“I am glad that Ellie is your only girl.”
I hear that or a variation of that a lot. Honestly, I have thought it myself on occasion.
The idea is that if Ellie had a sister, she would grow up trying to be like her. The fear behind it is that if her sister were typical, Ellie would never be able to measure up.
I have thought about Ellie and her imaginary sister sharing hair tips or makeup when they are teenagers. I can see them playing with dolls or cooking in the kitchen together. In my mind I hear a lot of laughter and witness a lot of pranks pulled on the boys. I’ve also felt the dread when thinking about what it would be like when the pretend sister left her behind.
I believe (and research supports) that naming our fears gives us power. Saying what we are afraid of out loud can actually make the fear feel smaller. It changes the focus from hiding what we are trying to keep from others to shining a light on it so that we can look for solutions or can learn more. The more we know, the easier it is to move away from being scared.
The act of just writing this about Ellie and her make-believe sister – who in my mind grows up to look a lot like the Disney version of Cinderella – sort of ends the story here.
If I push myself forward and try to think about ways that the princess sister will leave Ellie behind, I really can’t think of that many. And the ones that I can think of are ones that could happen with or without Down syndrome as the antagonist in this fairy tale. Further, I can’t see that a sister would create any more competition than she has now with her two brothers.
My rational brain knows that there will be things Ellie can’t do, just like there will be things that her brothers can’t do. There will be things that all of them will need to work hard to accomplish, and I know that each of their dreams will be different.

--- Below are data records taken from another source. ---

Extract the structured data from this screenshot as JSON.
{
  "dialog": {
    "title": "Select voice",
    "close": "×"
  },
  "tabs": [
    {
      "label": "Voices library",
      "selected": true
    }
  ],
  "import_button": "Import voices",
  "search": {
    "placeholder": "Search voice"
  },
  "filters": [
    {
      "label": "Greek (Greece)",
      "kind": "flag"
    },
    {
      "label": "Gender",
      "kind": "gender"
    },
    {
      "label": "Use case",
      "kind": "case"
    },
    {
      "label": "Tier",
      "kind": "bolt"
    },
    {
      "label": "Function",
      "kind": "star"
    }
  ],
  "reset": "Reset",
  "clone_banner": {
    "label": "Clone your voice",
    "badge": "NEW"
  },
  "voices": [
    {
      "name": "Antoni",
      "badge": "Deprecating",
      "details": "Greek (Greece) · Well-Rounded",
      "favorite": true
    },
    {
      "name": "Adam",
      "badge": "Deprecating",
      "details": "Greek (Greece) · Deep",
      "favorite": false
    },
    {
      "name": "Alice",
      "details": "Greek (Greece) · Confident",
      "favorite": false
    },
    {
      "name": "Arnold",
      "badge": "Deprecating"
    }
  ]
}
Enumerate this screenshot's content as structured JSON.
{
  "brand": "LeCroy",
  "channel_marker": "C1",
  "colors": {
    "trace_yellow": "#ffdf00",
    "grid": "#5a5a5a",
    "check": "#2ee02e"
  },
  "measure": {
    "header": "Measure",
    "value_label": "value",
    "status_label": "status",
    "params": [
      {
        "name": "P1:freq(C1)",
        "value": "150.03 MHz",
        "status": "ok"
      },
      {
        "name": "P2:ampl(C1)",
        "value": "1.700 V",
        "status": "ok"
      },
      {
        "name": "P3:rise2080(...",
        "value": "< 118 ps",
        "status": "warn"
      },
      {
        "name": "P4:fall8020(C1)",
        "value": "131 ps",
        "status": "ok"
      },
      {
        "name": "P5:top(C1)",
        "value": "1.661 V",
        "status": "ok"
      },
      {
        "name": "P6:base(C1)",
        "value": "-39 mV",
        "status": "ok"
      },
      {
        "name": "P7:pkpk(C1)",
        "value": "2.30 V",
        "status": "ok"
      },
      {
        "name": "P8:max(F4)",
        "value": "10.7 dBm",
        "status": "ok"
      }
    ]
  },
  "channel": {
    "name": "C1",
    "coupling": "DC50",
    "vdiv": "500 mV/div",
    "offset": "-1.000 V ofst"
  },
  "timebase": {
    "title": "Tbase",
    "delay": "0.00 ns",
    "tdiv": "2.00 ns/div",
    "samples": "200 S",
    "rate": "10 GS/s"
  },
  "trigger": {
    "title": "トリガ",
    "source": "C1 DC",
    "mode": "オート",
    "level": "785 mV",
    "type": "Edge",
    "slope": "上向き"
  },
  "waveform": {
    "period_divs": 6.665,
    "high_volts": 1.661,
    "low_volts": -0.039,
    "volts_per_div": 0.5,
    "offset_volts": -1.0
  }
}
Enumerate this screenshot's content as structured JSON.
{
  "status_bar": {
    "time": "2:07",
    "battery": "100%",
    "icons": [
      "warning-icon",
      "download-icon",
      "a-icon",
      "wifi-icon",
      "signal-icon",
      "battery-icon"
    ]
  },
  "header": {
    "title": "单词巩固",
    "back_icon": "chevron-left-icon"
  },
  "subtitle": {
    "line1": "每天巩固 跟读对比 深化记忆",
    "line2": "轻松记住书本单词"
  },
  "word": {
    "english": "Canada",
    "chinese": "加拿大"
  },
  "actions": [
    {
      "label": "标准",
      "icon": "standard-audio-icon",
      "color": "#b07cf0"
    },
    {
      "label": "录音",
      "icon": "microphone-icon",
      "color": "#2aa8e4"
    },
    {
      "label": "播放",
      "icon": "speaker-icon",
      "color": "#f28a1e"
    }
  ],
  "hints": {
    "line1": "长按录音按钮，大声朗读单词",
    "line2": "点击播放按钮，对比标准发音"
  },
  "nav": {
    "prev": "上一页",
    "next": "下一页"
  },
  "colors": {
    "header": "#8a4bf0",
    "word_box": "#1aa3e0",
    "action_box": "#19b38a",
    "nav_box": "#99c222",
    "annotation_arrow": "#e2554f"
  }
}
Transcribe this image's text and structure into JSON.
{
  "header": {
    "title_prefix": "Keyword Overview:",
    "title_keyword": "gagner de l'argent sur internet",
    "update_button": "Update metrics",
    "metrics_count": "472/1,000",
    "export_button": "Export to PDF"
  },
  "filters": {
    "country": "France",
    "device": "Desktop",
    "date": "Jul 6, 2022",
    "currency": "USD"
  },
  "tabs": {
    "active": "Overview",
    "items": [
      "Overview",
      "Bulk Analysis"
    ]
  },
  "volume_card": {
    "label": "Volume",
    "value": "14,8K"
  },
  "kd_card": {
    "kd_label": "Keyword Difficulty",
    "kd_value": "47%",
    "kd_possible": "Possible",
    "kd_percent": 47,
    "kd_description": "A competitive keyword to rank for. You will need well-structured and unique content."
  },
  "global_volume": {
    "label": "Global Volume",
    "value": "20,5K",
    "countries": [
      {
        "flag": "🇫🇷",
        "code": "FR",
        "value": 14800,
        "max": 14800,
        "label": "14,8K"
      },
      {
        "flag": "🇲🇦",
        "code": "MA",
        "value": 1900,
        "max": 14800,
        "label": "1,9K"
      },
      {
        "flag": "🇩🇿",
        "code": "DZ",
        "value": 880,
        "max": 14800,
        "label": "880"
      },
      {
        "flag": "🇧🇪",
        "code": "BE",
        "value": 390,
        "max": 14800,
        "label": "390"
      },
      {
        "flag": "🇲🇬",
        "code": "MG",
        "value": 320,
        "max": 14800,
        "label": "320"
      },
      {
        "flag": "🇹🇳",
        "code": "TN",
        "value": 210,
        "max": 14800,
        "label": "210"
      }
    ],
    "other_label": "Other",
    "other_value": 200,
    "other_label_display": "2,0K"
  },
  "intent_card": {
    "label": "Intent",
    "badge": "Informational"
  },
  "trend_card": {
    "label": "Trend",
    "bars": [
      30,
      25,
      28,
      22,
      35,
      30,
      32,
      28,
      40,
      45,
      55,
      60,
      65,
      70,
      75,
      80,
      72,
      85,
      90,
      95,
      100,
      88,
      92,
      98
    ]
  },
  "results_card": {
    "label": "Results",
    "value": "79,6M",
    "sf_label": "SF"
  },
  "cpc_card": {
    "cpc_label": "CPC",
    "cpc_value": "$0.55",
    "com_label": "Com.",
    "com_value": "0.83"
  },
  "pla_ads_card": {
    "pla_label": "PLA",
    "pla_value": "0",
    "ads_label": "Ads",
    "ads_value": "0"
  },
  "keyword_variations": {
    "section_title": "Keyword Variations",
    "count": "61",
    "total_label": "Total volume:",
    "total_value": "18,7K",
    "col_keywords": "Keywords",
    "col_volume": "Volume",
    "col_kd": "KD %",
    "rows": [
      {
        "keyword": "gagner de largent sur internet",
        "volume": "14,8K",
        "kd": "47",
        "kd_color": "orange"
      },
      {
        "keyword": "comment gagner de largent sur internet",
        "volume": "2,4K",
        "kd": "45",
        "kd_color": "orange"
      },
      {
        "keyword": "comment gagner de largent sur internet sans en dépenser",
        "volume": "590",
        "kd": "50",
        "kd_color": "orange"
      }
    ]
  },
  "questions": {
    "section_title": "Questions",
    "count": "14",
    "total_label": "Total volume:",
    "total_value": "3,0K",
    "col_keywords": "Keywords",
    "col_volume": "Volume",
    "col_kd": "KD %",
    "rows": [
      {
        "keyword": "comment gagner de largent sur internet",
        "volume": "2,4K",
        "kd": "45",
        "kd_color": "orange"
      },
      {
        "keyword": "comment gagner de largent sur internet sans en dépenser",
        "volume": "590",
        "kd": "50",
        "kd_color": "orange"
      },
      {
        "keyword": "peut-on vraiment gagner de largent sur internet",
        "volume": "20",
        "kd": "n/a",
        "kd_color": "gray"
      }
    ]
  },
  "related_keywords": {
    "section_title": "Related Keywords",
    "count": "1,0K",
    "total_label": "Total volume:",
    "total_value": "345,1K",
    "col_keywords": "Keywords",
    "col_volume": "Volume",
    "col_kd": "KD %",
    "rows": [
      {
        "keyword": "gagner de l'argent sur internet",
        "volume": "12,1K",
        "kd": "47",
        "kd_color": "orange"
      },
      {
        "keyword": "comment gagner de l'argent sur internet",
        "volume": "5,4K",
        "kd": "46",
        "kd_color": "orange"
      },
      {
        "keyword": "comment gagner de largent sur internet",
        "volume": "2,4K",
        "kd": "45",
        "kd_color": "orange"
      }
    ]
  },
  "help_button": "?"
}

There is always someone to be jealous of or look up to and a little competition is healthy. Plus, it is ok to fail. Failures are just lessons.
Sure, things may be harder or come slower to Ellie than they do for her brothers, cousins and friends. But that is who she is. Nothing will ever change it. Just as the children will have to overcome any insecurity over the freckles on their noses, Ellie’s work will be to do the same with Down syndrome.
Already, she knows she is different. She knows that she and I are the only girls in the house and likes to get away from the boys from time to time. She recognizes that she is the only one in our house with two belly buttons and remembers that her food used to go to her tummy through a tube. She points out the braces on her feet that none of the rest of have. If she has this much awareness at home, I am sure she must see the differences at school.
My husband Ben and I haven’t hidden it from her and won’t start. We talk about Down syndrome and Ellie’s challenges openly. It is not something we pretend doesn’t exist, just like we wouldn’t pretend that those freckles were invisible.
Every morning before we leave for school, Ben picks Ellie up to give her a hug. “Be brave and have fun” is what he whispers in her ear.